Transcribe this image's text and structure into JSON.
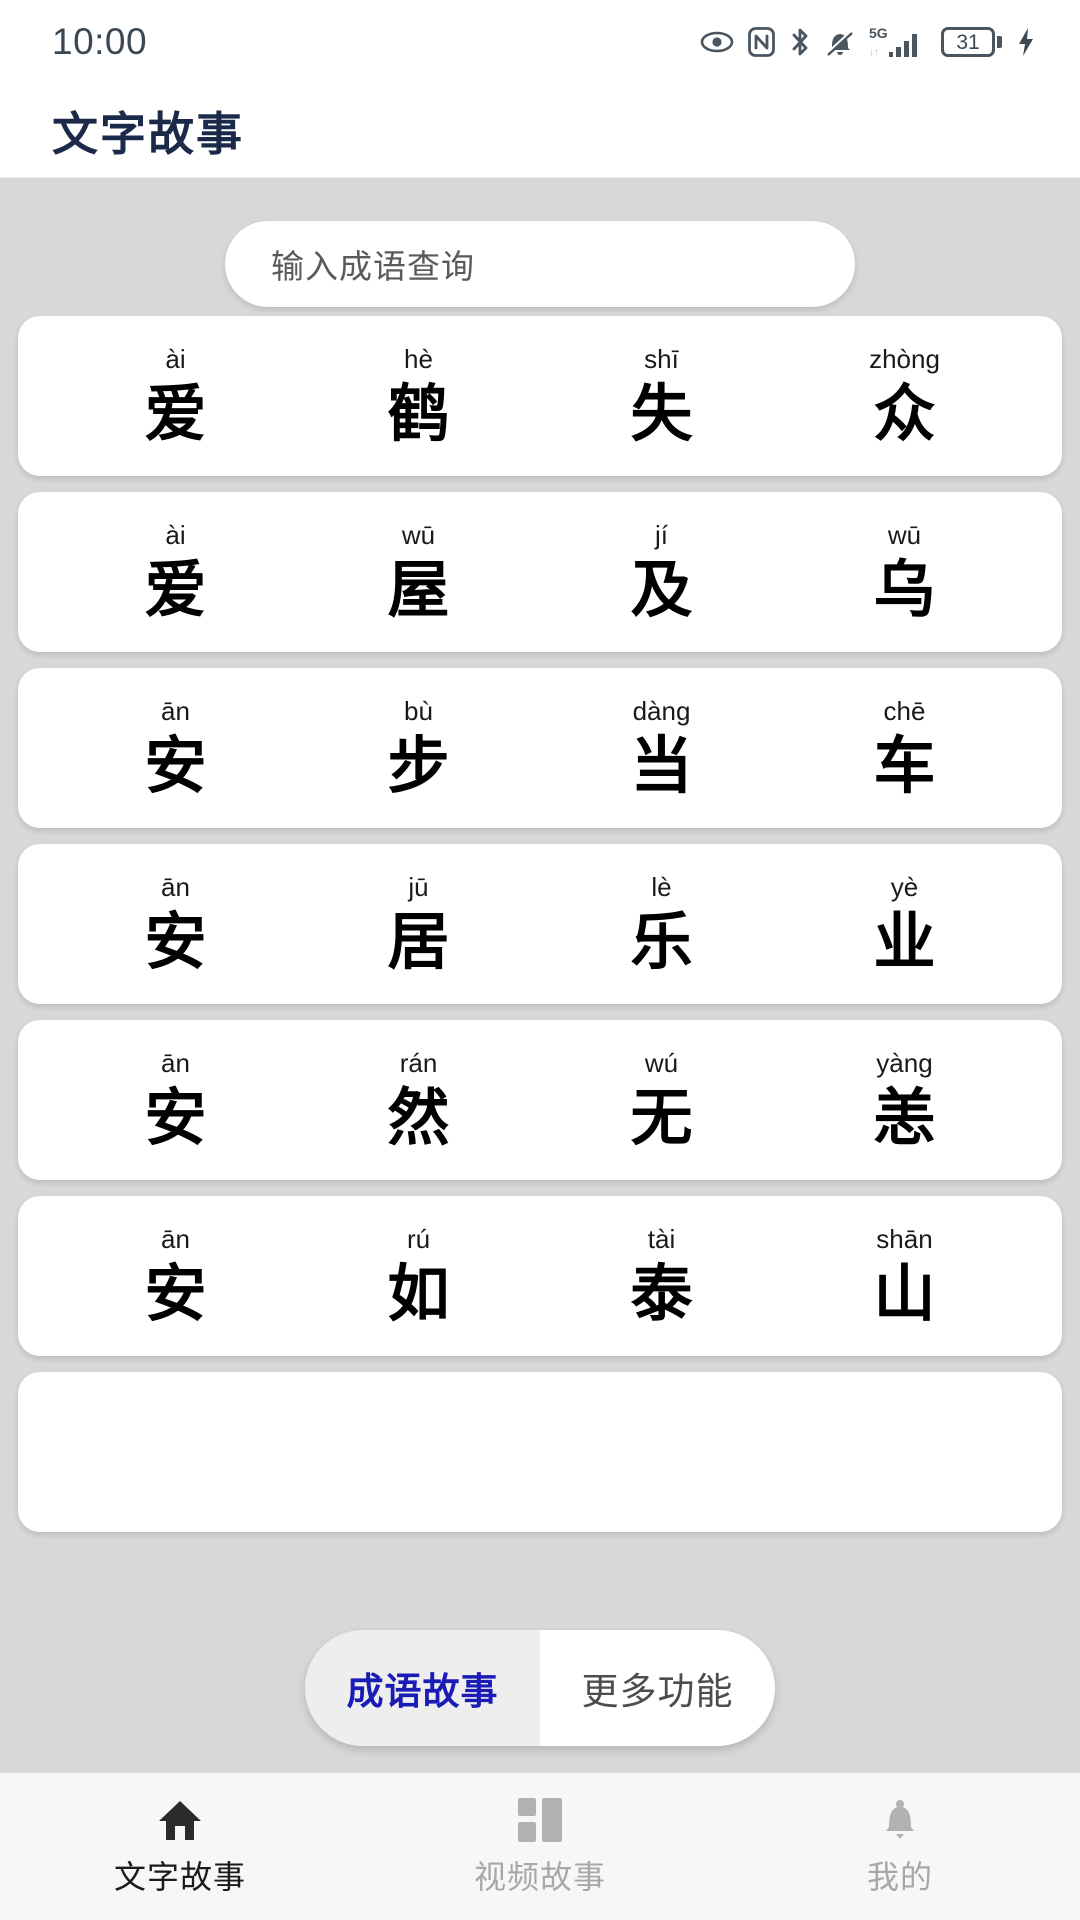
{
  "status_bar": {
    "time": "10:00",
    "battery_level": "31",
    "network_label": "5G",
    "icons": [
      "eye-icon",
      "nfc-icon",
      "bluetooth-icon",
      "bell-muted-icon",
      "signal-5g-icon",
      "battery-icon",
      "charging-bolt-icon"
    ]
  },
  "header": {
    "title": "文字故事"
  },
  "search": {
    "placeholder": "输入成语查询",
    "value": ""
  },
  "idiom_list": [
    {
      "idiom": "爱鹤失众",
      "chars": [
        {
          "pinyin": "ài",
          "hanzi": "爱"
        },
        {
          "pinyin": "hè",
          "hanzi": "鹤"
        },
        {
          "pinyin": "shī",
          "hanzi": "失"
        },
        {
          "pinyin": "zhòng",
          "hanzi": "众"
        }
      ]
    },
    {
      "idiom": "爱屋及乌",
      "chars": [
        {
          "pinyin": "ài",
          "hanzi": "爱"
        },
        {
          "pinyin": "wū",
          "hanzi": "屋"
        },
        {
          "pinyin": "jí",
          "hanzi": "及"
        },
        {
          "pinyin": "wū",
          "hanzi": "乌"
        }
      ]
    },
    {
      "idiom": "安步当车",
      "chars": [
        {
          "pinyin": "ān",
          "hanzi": "安"
        },
        {
          "pinyin": "bù",
          "hanzi": "步"
        },
        {
          "pinyin": "dàng",
          "hanzi": "当"
        },
        {
          "pinyin": "chē",
          "hanzi": "车"
        }
      ]
    },
    {
      "idiom": "安居乐业",
      "chars": [
        {
          "pinyin": "ān",
          "hanzi": "安"
        },
        {
          "pinyin": "jū",
          "hanzi": "居"
        },
        {
          "pinyin": "lè",
          "hanzi": "乐"
        },
        {
          "pinyin": "yè",
          "hanzi": "业"
        }
      ]
    },
    {
      "idiom": "安然无恙",
      "chars": [
        {
          "pinyin": "ān",
          "hanzi": "安"
        },
        {
          "pinyin": "rán",
          "hanzi": "然"
        },
        {
          "pinyin": "wú",
          "hanzi": "无"
        },
        {
          "pinyin": "yàng",
          "hanzi": "恙"
        }
      ]
    },
    {
      "idiom": "安如泰山",
      "chars": [
        {
          "pinyin": "ān",
          "hanzi": "安"
        },
        {
          "pinyin": "rú",
          "hanzi": "如"
        },
        {
          "pinyin": "tài",
          "hanzi": "泰"
        },
        {
          "pinyin": "shān",
          "hanzi": "山"
        }
      ]
    }
  ],
  "segmented_tabs": {
    "selected": "成语故事",
    "items": [
      {
        "label": "成语故事",
        "active": true
      },
      {
        "label": "更多功能",
        "active": false
      }
    ]
  },
  "bottom_nav": {
    "items": [
      {
        "label": "文字故事",
        "icon": "home-icon",
        "active": true
      },
      {
        "label": "视频故事",
        "icon": "grid-icon",
        "active": false
      },
      {
        "label": "我的",
        "icon": "bell-icon",
        "active": false
      }
    ]
  },
  "colors": {
    "page_background": "#d8d8d8",
    "card_background": "#ffffff",
    "title": "#1c2a4a",
    "accent_selected_tab": "#1b1bb5",
    "inactive_text": "#a8a8a8"
  }
}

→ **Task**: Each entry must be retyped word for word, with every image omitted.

→ **Written answer**:
Transcribe this image's text and structure into JSON.
{
  "status_bar": {
    "time": "10:00",
    "battery_level": "31",
    "network_label": "5G",
    "icons": [
      "eye-icon",
      "nfc-icon",
      "bluetooth-icon",
      "bell-muted-icon",
      "signal-5g-icon",
      "battery-icon",
      "charging-bolt-icon"
    ]
  },
  "header": {
    "title": "文字故事"
  },
  "search": {
    "placeholder": "输入成语查询",
    "value": ""
  },
  "idiom_list": [
    {
      "idiom": "爱鹤失众",
      "chars": [
        {
          "pinyin": "ài",
          "hanzi": "爱"
        },
        {
          "pinyin": "hè",
          "hanzi": "鹤"
        },
        {
          "pinyin": "shī",
          "hanzi": "失"
        },
        {
          "pinyin": "zhòng",
          "hanzi": "众"
        }
      ]
    },
    {
      "idiom": "爱屋及乌",
      "chars": [
        {
          "pinyin": "ài",
          "hanzi": "爱"
        },
        {
          "pinyin": "wū",
          "hanzi": "屋"
        },
        {
          "pinyin": "jí",
          "hanzi": "及"
        },
        {
          "pinyin": "wū",
          "hanzi": "乌"
        }
      ]
    },
    {
      "idiom": "安步当车",
      "chars": [
        {
          "pinyin": "ān",
          "hanzi": "安"
        },
        {
          "pinyin": "bù",
          "hanzi": "步"
        },
        {
          "pinyin": "dàng",
          "hanzi": "当"
        },
        {
          "pinyin": "chē",
          "hanzi": "车"
        }
      ]
    },
    {
      "idiom": "安居乐业",
      "chars": [
        {
          "pinyin": "ān",
          "hanzi": "安"
        },
        {
          "pinyin": "jū",
          "hanzi": "居"
        },
        {
          "pinyin": "lè",
          "hanzi": "乐"
        },
        {
          "pinyin": "yè",
          "hanzi": "业"
        }
      ]
    },
    {
      "idiom": "安然无恙",
      "chars": [
        {
          "pinyin": "ān",
          "hanzi": "安"
        },
        {
          "pinyin": "rán",
          "hanzi": "然"
        },
        {
          "pinyin": "wú",
          "hanzi": "无"
        },
        {
          "pinyin": "yàng",
          "hanzi": "恙"
        }
      ]
    },
    {
      "idiom": "安如泰山",
      "chars": [
        {
          "pinyin": "ān",
          "hanzi": "安"
        },
        {
          "pinyin": "rú",
          "hanzi": "如"
        },
        {
          "pinyin": "tài",
          "hanzi": "泰"
        },
        {
          "pinyin": "shān",
          "hanzi": "山"
        }
      ]
    }
  ],
  "segmented_tabs": {
    "selected": "成语故事",
    "items": [
      {
        "label": "成语故事",
        "active": true
      },
      {
        "label": "更多功能",
        "active": false
      }
    ]
  },
  "bottom_nav": {
    "items": [
      {
        "label": "文字故事",
        "icon": "home-icon",
        "active": true
      },
      {
        "label": "视频故事",
        "icon": "grid-icon",
        "active": false
      },
      {
        "label": "我的",
        "icon": "bell-icon",
        "active": false
      }
    ]
  },
  "colors": {
    "page_background": "#d8d8d8",
    "card_background": "#ffffff",
    "title": "#1c2a4a",
    "accent_selected_tab": "#1b1bb5",
    "inactive_text": "#a8a8a8"
  }
}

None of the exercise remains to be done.